**The problem**
Report back every line from the entries below in which the word "Affect" occurs.

Items from an interface collection:
#####

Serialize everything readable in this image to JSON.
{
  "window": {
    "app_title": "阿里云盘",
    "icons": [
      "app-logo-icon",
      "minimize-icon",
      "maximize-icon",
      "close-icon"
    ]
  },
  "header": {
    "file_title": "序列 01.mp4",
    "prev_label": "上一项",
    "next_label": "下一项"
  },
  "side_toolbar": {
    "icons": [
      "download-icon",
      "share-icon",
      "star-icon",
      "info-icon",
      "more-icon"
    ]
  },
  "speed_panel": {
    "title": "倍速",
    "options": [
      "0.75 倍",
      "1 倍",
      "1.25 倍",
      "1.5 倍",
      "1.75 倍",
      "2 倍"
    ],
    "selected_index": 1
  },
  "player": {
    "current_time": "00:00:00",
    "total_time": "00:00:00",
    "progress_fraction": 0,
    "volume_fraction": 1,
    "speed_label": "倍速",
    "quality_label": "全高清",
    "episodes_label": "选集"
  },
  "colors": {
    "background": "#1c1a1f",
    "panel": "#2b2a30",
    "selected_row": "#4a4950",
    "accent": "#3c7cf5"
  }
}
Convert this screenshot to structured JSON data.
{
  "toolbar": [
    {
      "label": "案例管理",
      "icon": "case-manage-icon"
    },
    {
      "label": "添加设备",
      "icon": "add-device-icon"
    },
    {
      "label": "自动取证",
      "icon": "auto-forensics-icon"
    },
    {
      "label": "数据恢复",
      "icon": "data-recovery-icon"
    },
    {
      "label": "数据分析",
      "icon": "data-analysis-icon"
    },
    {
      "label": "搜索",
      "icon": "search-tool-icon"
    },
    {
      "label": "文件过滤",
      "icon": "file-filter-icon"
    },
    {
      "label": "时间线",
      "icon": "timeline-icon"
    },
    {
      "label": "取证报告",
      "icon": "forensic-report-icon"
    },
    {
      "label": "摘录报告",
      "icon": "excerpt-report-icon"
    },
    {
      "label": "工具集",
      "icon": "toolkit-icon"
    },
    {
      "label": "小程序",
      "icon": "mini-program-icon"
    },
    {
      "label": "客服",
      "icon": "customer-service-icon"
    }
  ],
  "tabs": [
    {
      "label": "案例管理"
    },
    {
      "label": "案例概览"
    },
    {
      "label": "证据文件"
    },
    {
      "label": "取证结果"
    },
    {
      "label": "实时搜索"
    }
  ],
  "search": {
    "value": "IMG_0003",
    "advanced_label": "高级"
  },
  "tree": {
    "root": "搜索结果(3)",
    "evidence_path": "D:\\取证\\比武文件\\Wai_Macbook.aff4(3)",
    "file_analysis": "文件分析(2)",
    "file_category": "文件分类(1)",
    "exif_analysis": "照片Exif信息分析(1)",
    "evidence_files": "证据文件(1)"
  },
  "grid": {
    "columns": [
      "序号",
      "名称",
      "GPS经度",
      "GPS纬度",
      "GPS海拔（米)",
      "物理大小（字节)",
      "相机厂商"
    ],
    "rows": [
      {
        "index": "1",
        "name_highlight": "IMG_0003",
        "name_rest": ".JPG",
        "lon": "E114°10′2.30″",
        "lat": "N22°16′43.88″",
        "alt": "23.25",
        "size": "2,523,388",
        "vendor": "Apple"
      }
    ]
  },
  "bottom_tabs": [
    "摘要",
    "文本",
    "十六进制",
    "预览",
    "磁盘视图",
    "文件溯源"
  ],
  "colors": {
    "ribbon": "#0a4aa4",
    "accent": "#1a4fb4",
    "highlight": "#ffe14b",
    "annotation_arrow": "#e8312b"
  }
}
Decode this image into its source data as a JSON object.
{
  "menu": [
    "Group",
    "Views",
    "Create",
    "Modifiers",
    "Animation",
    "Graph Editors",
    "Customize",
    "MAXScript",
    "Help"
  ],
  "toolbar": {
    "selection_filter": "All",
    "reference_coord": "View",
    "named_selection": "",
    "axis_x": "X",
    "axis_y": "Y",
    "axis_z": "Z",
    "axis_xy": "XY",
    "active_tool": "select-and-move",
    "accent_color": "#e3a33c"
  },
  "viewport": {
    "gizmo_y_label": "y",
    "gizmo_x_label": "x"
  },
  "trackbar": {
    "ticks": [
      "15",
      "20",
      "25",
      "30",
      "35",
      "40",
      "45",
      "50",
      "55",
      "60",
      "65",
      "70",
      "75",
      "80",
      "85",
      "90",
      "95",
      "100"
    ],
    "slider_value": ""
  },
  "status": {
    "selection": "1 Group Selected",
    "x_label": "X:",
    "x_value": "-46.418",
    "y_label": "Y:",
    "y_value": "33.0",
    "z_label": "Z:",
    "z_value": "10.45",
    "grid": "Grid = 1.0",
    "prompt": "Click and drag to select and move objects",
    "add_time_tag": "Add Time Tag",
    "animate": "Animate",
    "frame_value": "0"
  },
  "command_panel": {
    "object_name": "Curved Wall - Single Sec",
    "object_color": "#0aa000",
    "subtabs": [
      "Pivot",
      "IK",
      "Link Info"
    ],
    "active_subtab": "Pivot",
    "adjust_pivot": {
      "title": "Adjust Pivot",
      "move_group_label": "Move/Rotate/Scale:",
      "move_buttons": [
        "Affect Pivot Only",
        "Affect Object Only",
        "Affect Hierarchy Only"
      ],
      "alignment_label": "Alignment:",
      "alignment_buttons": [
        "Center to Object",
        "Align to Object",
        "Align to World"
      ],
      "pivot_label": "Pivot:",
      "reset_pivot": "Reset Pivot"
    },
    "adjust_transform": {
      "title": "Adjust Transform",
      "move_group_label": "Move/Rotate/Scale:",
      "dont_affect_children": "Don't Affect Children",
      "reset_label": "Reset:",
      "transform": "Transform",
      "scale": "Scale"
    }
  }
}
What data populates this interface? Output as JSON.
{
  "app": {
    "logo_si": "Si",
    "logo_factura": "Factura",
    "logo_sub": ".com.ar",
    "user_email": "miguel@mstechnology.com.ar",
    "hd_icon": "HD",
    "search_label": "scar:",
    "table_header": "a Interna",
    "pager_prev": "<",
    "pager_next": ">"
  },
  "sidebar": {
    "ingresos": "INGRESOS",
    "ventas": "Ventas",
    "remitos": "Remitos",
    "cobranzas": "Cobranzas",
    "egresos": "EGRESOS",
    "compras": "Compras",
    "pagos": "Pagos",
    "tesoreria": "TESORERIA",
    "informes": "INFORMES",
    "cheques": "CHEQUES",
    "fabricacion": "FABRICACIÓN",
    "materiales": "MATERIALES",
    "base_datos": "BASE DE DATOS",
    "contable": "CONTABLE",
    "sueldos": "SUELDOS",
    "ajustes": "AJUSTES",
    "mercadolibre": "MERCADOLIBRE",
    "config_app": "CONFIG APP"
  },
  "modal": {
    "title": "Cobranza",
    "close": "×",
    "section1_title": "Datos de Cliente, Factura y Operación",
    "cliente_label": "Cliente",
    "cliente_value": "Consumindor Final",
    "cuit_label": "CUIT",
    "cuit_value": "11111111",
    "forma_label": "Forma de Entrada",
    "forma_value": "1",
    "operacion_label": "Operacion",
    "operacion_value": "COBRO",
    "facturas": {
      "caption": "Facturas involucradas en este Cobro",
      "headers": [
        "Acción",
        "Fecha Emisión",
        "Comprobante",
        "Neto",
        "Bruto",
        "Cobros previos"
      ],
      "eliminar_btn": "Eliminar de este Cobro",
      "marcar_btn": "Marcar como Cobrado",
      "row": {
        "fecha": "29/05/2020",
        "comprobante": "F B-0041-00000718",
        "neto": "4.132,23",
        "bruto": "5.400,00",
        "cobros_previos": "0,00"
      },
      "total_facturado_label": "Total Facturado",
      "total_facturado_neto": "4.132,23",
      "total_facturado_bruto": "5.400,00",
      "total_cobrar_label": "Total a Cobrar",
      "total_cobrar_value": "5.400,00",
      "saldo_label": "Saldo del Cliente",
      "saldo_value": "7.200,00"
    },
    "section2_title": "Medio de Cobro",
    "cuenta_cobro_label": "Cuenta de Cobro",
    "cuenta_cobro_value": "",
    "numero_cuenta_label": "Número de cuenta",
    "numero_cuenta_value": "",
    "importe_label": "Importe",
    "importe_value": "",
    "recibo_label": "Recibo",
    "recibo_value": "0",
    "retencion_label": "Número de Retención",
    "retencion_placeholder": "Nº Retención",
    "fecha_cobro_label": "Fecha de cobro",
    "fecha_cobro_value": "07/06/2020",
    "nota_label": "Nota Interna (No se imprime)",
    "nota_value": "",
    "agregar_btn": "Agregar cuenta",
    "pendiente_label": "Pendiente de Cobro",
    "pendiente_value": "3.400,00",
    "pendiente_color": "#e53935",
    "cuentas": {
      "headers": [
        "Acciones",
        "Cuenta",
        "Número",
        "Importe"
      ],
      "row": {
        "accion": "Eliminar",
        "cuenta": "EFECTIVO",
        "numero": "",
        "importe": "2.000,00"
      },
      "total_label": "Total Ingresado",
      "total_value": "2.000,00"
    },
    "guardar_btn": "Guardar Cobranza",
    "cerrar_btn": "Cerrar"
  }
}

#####

**Solution below**
        "Affect Pivot Only",
        "Affect Object Only",
        "Affect Hierarchy Only"
      "dont_affect_children": "Don't Affect Children",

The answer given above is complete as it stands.